I’m gonna sound like a nerd, so buckle in. Everything in life is based on the second law of thermodynamics. Organized systems are inherently prone to degradation. Chaos is life, music is life and therefore chaos is music too, to a degree. Everything has a rhythm to it. I find that when my life is the most unstable and that I’m grasping for straws or a semblance of control is when I can channel creativity the best. Artists just lead naturally bizarre lives. To me a song can mean something profound or metaphoric but it can also simply be an expression of a moment in time in someone’s life, which is why I try not to adhere so strongly to one specific genre and why my lyrics are often written stream of consciousness. Just gotta go with the flow.
I feel like that was all over the place, but maybe there’s something in there.
In terms of the recording process, we were given a deal with a friend where we could record anything we wanted in one long ten hour session from 7pm to 5am, which is how we’ve done all of our past EP’s, to capture a raw primal element. So most of the songs are done in one single take with minimal overdubs with us playing in separate rooms but within view of each other. There’s usually always plenty of booze involved too, which looking back on it was probably a bad idea. Due to our style changing a bit and the parts getting more technical, I don’t think we’ll be recording that way again anytime soon. It was more out of necessity and being broke as all hell. But it makes for a cool story.
Where and when can people come see Fisk?  
You can always check out our site ( for show dates which we should be adding some more for the summer and expect to hear a new EPt hopefully at the end of summer or beginning of fall!
And there you have it!  As of press time, several gigs have been added to FISK’s calendar.  Check out the show dates below.
Saturday, June 23rd- Birthday Bash for Mohawk Dave in New York, New York (w/The Cuts and Bedpan Fight)

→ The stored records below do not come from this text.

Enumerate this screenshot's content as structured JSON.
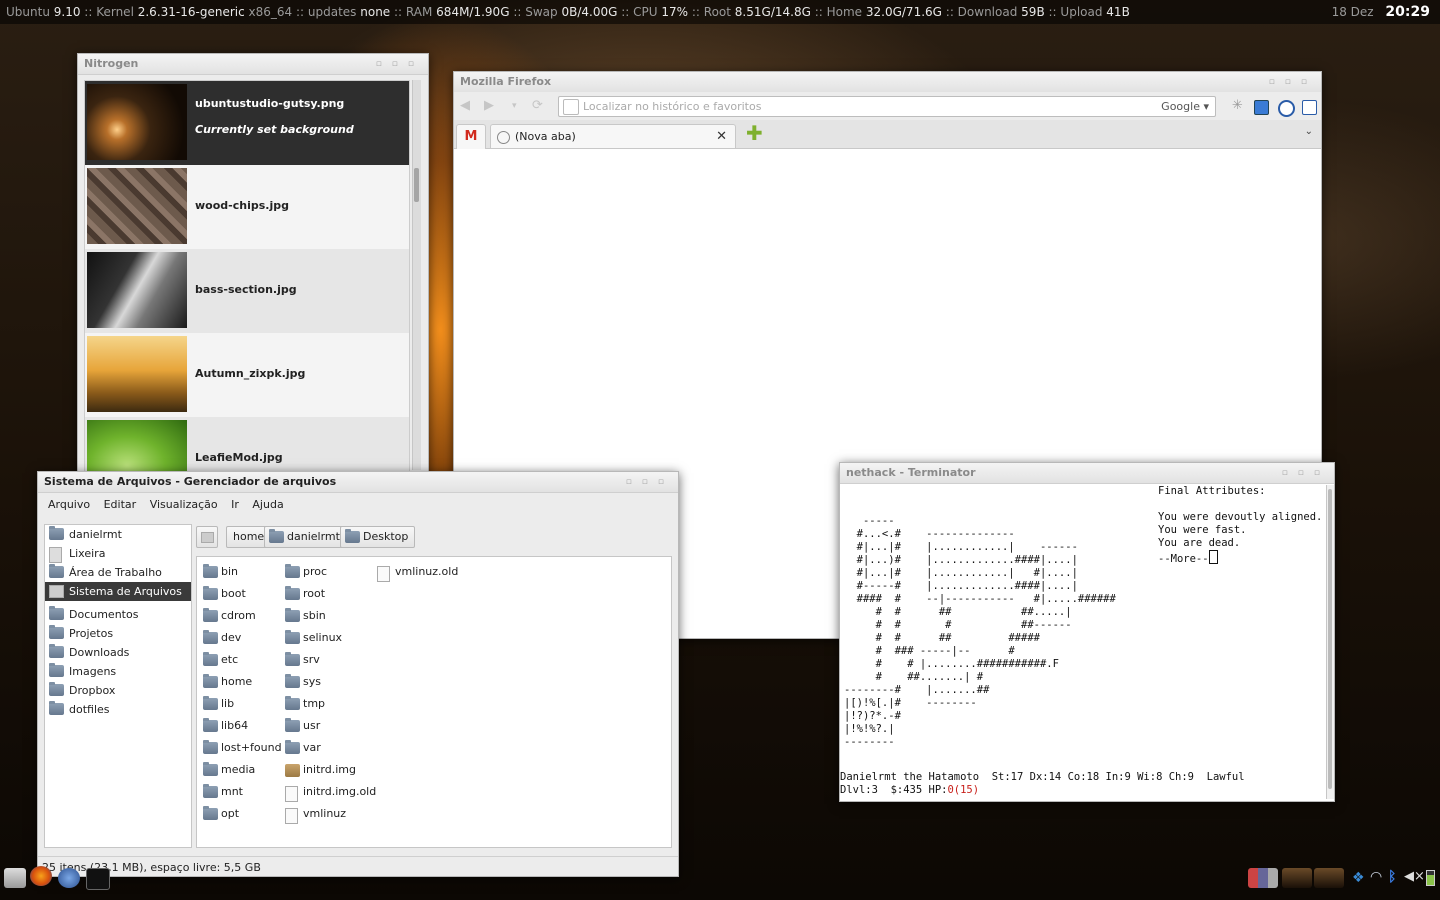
{
  "topbar": {
    "os_label": "Ubuntu",
    "os_version": "9.10",
    "kernel_label": ":: Kernel",
    "kernel": "2.6.31-16-generic",
    "arch": "x86_64",
    "updates_label": ":: updates",
    "updates": "none",
    "ram_label": ":: RAM",
    "ram": "684M/1.90G",
    "swap_label": ":: Swap",
    "swap": "0B/4.00G",
    "cpu_label": ":: CPU",
    "cpu": "17%",
    "root_label": ":: Root",
    "root": "8.51G/14.8G",
    "home_label": ":: Home",
    "home": "32.0G/71.6G",
    "download_label": ":: Download",
    "download": "59B",
    "upload_label": ":: Upload",
    "upload": "41B",
    "date": "18 Dez",
    "time": "20:29"
  },
  "nitrogen": {
    "title": "Nitrogen",
    "items": [
      {
        "name": "ubuntustudio-gutsy.png",
        "status": "Currently set background"
      },
      {
        "name": "wood-chips.jpg"
      },
      {
        "name": "bass-section.jpg"
      },
      {
        "name": "Autumn_zixpk.jpg"
      },
      {
        "name": "LeafieMod.jpg"
      }
    ]
  },
  "firefox": {
    "title": "Mozilla Firefox",
    "url_placeholder": "Localizar no histórico e favoritos",
    "search_engine": "Google",
    "tab_label": "(Nova aba)"
  },
  "filemanager": {
    "title": "Sistema de Arquivos - Gerenciador de arquivos",
    "menu": [
      "Arquivo",
      "Editar",
      "Visualização",
      "Ir",
      "Ajuda"
    ],
    "places": [
      "danielrmt",
      "Lixeira",
      "Área de Trabalho",
      "Sistema de Arquivos"
    ],
    "bookmarks": [
      "Documentos",
      "Projetos",
      "Downloads",
      "Imagens",
      "Dropbox",
      "dotfiles"
    ],
    "path": [
      "home",
      "danielrmt",
      "Desktop"
    ],
    "files_col1": [
      "bin",
      "boot",
      "cdrom",
      "dev",
      "etc",
      "home",
      "lib",
      "lib64",
      "lost+found",
      "media",
      "mnt",
      "opt"
    ],
    "files_col2": [
      "proc",
      "root",
      "sbin",
      "selinux",
      "srv",
      "sys",
      "tmp",
      "usr",
      "var",
      "initrd.img",
      "initrd.img.old",
      "vmlinuz"
    ],
    "files_col3": [
      "vmlinuz.old"
    ],
    "status": "25 itens (23,1 MB), espaço livre: 5,5 GB"
  },
  "terminal": {
    "title": "nethack - Terminator",
    "message": "Final Attributes:\n\nYou were devoutly aligned.\nYou were fast.\nYou are dead.\n--More--",
    "map": "   -----\n  #...<.#    --------------\n  #|...|#    |............|    ------\n  #|...)#    |.............####|....|\n  #|...|#    |............|   #|....|\n  #-----#    |.............####|....|\n  ####  #    --|-----------   #|.....######\n     #  #      ##           ##.....|\n     #  #       #           ##------\n     #  #      ##         #####\n     #  ### -----|--      #\n     #    # |........###########.F\n     #    ##.......| #\n--------#    |.......##\n|[)!%[.|#    --------\n|!?)?*.-#\n|!%!%?.|\n--------",
    "status_line1": "Danielrmt the Hatamoto  St:17 Dx:14 Co:18 In:9 Wi:8 Ch:9  Lawful",
    "status_line2_prefix": "Dlvl:3  $:435 HP:",
    "status_line2_hp": "0(15)"
  }
}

Monday, July 9th- Hank’s Saloon in Brooklyn, New York
Saturday, August 11th- Otto’s Shrunken Head in New York, New York (w/The Bloody Muffs)
For tickets and further information on any of the shows listed above, click here.
Check out their music video for “Down and Dirty” below.

Leave a Reply

This site uses Akismet to reduce spam. Learn how your comment data is processed.